What is being asked -
Below are some records; give them all again exactly, but not the pictures.

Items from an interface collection
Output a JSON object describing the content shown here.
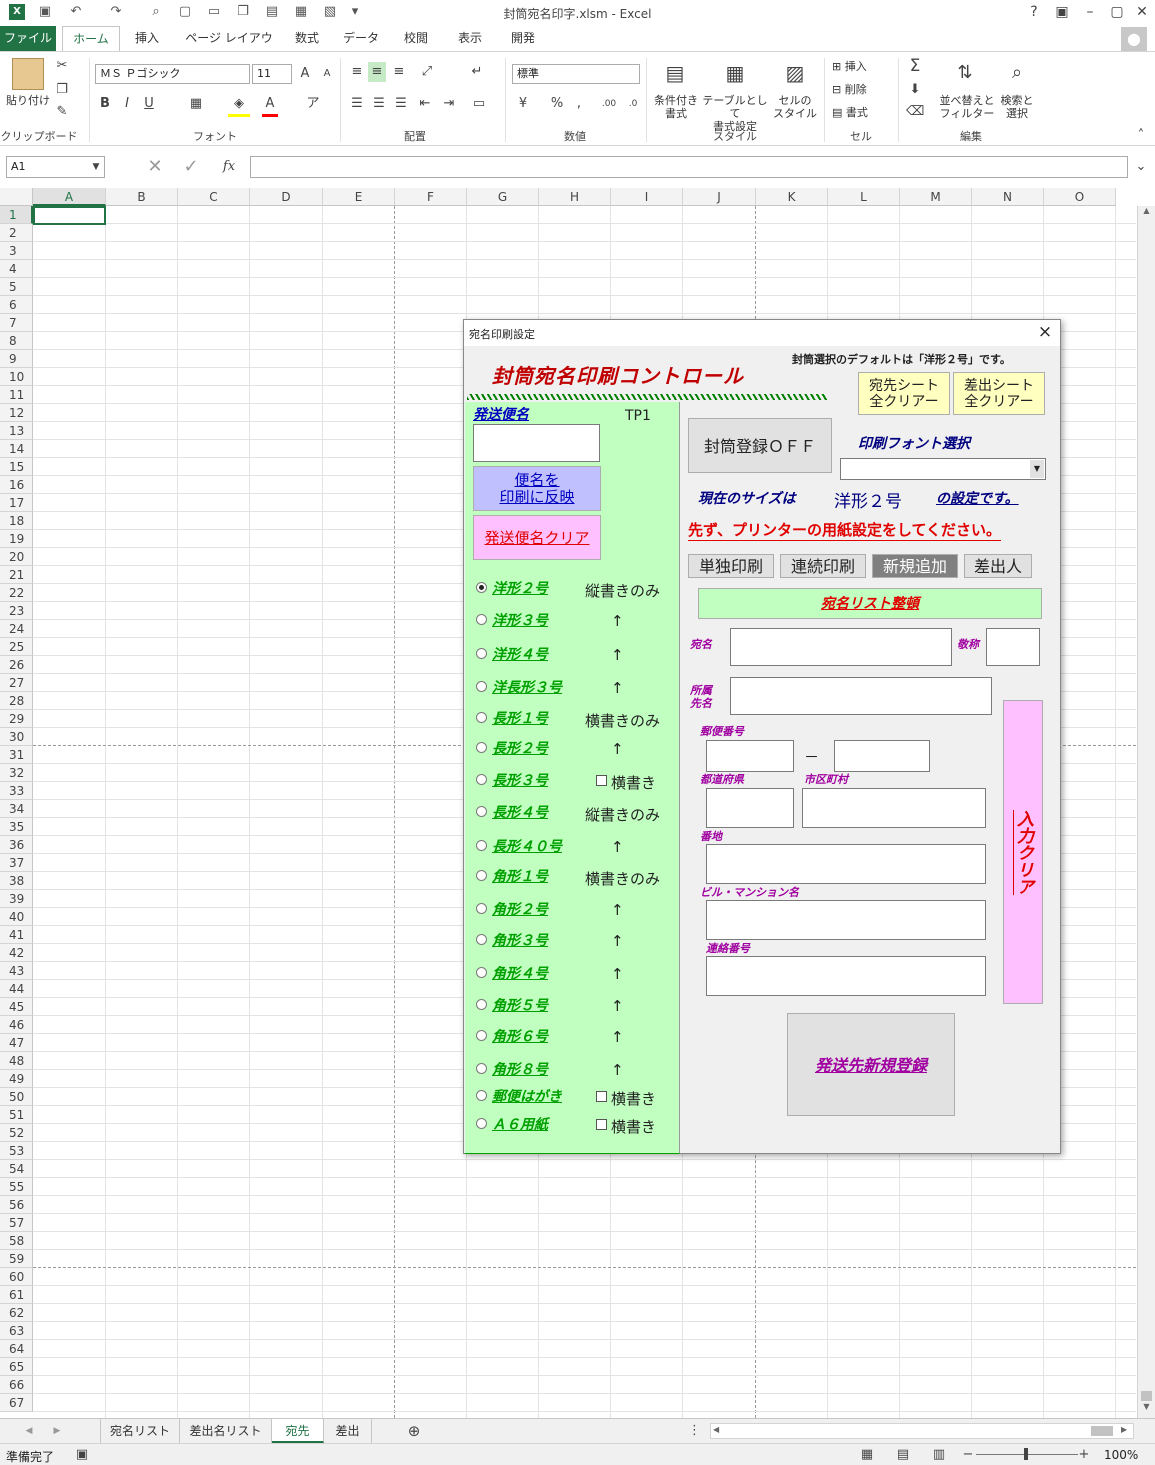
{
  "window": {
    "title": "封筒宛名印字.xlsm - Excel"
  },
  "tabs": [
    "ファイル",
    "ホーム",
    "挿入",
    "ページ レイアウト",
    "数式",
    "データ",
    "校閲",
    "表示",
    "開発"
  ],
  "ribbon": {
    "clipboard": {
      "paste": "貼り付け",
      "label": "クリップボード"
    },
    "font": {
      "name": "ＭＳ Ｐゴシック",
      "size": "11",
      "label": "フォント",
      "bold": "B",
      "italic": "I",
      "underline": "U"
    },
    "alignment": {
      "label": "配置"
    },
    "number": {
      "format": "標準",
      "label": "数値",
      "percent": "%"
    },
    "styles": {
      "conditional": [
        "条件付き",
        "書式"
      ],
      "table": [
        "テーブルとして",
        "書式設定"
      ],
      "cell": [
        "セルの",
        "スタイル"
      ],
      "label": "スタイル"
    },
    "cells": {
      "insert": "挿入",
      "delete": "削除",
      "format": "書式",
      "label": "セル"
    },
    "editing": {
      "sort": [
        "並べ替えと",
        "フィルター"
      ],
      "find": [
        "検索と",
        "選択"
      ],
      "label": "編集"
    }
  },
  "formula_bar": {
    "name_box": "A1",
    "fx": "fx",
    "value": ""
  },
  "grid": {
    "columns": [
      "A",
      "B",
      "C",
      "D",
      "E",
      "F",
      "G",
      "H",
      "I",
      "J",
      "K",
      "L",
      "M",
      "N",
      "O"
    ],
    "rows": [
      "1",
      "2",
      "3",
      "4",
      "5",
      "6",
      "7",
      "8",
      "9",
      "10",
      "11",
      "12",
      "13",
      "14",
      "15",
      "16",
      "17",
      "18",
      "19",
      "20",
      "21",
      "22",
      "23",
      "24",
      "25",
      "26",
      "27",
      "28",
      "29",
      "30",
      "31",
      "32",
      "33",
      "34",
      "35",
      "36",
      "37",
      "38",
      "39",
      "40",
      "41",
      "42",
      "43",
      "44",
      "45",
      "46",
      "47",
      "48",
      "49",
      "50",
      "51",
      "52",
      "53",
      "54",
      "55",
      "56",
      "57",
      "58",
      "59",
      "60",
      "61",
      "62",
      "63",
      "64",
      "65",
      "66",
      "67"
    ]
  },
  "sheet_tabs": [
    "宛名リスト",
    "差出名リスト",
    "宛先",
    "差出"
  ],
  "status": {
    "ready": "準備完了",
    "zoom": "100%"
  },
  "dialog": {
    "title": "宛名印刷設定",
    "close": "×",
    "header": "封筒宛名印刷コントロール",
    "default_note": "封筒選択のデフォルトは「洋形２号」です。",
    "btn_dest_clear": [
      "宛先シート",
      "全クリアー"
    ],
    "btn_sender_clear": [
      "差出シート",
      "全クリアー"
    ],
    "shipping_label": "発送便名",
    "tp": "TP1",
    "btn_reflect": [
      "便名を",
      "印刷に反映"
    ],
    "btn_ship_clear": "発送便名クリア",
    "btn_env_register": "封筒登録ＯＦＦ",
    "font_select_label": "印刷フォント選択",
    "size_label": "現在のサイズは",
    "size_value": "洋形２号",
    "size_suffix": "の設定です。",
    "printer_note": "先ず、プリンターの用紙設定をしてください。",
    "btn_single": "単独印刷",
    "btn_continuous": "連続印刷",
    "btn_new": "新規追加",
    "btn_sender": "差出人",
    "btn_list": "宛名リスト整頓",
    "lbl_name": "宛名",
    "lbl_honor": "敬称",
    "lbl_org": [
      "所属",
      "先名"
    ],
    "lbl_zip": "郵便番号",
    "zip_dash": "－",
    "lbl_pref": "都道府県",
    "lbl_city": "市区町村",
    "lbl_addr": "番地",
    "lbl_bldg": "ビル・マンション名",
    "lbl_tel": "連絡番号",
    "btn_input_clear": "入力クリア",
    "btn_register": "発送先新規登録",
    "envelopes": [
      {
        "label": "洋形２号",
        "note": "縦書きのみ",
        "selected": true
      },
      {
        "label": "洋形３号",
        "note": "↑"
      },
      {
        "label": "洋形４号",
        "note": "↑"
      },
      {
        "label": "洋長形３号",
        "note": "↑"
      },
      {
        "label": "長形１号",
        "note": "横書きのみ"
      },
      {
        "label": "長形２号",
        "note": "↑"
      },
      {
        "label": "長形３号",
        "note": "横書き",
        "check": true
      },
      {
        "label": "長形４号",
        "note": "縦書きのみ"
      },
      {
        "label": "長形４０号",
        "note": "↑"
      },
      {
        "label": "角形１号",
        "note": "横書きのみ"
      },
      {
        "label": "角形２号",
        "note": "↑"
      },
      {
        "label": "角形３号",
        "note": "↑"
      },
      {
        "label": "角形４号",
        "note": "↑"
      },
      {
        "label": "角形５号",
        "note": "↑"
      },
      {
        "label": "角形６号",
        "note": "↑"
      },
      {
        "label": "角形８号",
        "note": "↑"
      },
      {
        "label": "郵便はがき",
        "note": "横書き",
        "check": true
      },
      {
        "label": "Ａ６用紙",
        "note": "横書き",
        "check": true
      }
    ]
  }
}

Exercise response -
Output a JSON object describing the content shown here.
{
  "window": {
    "title": "封筒宛名印字.xlsm - Excel"
  },
  "tabs": [
    "ファイル",
    "ホーム",
    "挿入",
    "ページ レイアウト",
    "数式",
    "データ",
    "校閲",
    "表示",
    "開発"
  ],
  "ribbon": {
    "clipboard": {
      "paste": "貼り付け",
      "label": "クリップボード"
    },
    "font": {
      "name": "ＭＳ Ｐゴシック",
      "size": "11",
      "label": "フォント",
      "bold": "B",
      "italic": "I",
      "underline": "U"
    },
    "alignment": {
      "label": "配置"
    },
    "number": {
      "format": "標準",
      "label": "数値",
      "percent": "%"
    },
    "styles": {
      "conditional": [
        "条件付き",
        "書式"
      ],
      "table": [
        "テーブルとして",
        "書式設定"
      ],
      "cell": [
        "セルの",
        "スタイル"
      ],
      "label": "スタイル"
    },
    "cells": {
      "insert": "挿入",
      "delete": "削除",
      "format": "書式",
      "label": "セル"
    },
    "editing": {
      "sort": [
        "並べ替えと",
        "フィルター"
      ],
      "find": [
        "検索と",
        "選択"
      ],
      "label": "編集"
    }
  },
  "formula_bar": {
    "name_box": "A1",
    "fx": "fx",
    "value": ""
  },
  "grid": {
    "columns": [
      "A",
      "B",
      "C",
      "D",
      "E",
      "F",
      "G",
      "H",
      "I",
      "J",
      "K",
      "L",
      "M",
      "N",
      "O"
    ],
    "rows": [
      "1",
      "2",
      "3",
      "4",
      "5",
      "6",
      "7",
      "8",
      "9",
      "10",
      "11",
      "12",
      "13",
      "14",
      "15",
      "16",
      "17",
      "18",
      "19",
      "20",
      "21",
      "22",
      "23",
      "24",
      "25",
      "26",
      "27",
      "28",
      "29",
      "30",
      "31",
      "32",
      "33",
      "34",
      "35",
      "36",
      "37",
      "38",
      "39",
      "40",
      "41",
      "42",
      "43",
      "44",
      "45",
      "46",
      "47",
      "48",
      "49",
      "50",
      "51",
      "52",
      "53",
      "54",
      "55",
      "56",
      "57",
      "58",
      "59",
      "60",
      "61",
      "62",
      "63",
      "64",
      "65",
      "66",
      "67"
    ]
  },
  "sheet_tabs": [
    "宛名リスト",
    "差出名リスト",
    "宛先",
    "差出"
  ],
  "status": {
    "ready": "準備完了",
    "zoom": "100%"
  },
  "dialog": {
    "title": "宛名印刷設定",
    "close": "×",
    "header": "封筒宛名印刷コントロール",
    "default_note": "封筒選択のデフォルトは「洋形２号」です。",
    "btn_dest_clear": [
      "宛先シート",
      "全クリアー"
    ],
    "btn_sender_clear": [
      "差出シート",
      "全クリアー"
    ],
    "shipping_label": "発送便名",
    "tp": "TP1",
    "btn_reflect": [
      "便名を",
      "印刷に反映"
    ],
    "btn_ship_clear": "発送便名クリア",
    "btn_env_register": "封筒登録ＯＦＦ",
    "font_select_label": "印刷フォント選択",
    "size_label": "現在のサイズは",
    "size_value": "洋形２号",
    "size_suffix": "の設定です。",
    "printer_note": "先ず、プリンターの用紙設定をしてください。",
    "btn_single": "単独印刷",
    "btn_continuous": "連続印刷",
    "btn_new": "新規追加",
    "btn_sender": "差出人",
    "btn_list": "宛名リスト整頓",
    "lbl_name": "宛名",
    "lbl_honor": "敬称",
    "lbl_org": [
      "所属",
      "先名"
    ],
    "lbl_zip": "郵便番号",
    "zip_dash": "－",
    "lbl_pref": "都道府県",
    "lbl_city": "市区町村",
    "lbl_addr": "番地",
    "lbl_bldg": "ビル・マンション名",
    "lbl_tel": "連絡番号",
    "btn_input_clear": "入力クリア",
    "btn_register": "発送先新規登録",
    "envelopes": [
      {
        "label": "洋形２号",
        "note": "縦書きのみ",
        "selected": true
      },
      {
        "label": "洋形３号",
        "note": "↑"
      },
      {
        "label": "洋形４号",
        "note": "↑"
      },
      {
        "label": "洋長形３号",
        "note": "↑"
      },
      {
        "label": "長形１号",
        "note": "横書きのみ"
      },
      {
        "label": "長形２号",
        "note": "↑"
      },
      {
        "label": "長形３号",
        "note": "横書き",
        "check": true
      },
      {
        "label": "長形４号",
        "note": "縦書きのみ"
      },
      {
        "label": "長形４０号",
        "note": "↑"
      },
      {
        "label": "角形１号",
        "note": "横書きのみ"
      },
      {
        "label": "角形２号",
        "note": "↑"
      },
      {
        "label": "角形３号",
        "note": "↑"
      },
      {
        "label": "角形４号",
        "note": "↑"
      },
      {
        "label": "角形５号",
        "note": "↑"
      },
      {
        "label": "角形６号",
        "note": "↑"
      },
      {
        "label": "角形８号",
        "note": "↑"
      },
      {
        "label": "郵便はがき",
        "note": "横書き",
        "check": true
      },
      {
        "label": "Ａ６用紙",
        "note": "横書き",
        "check": true
      }
    ]
  }
}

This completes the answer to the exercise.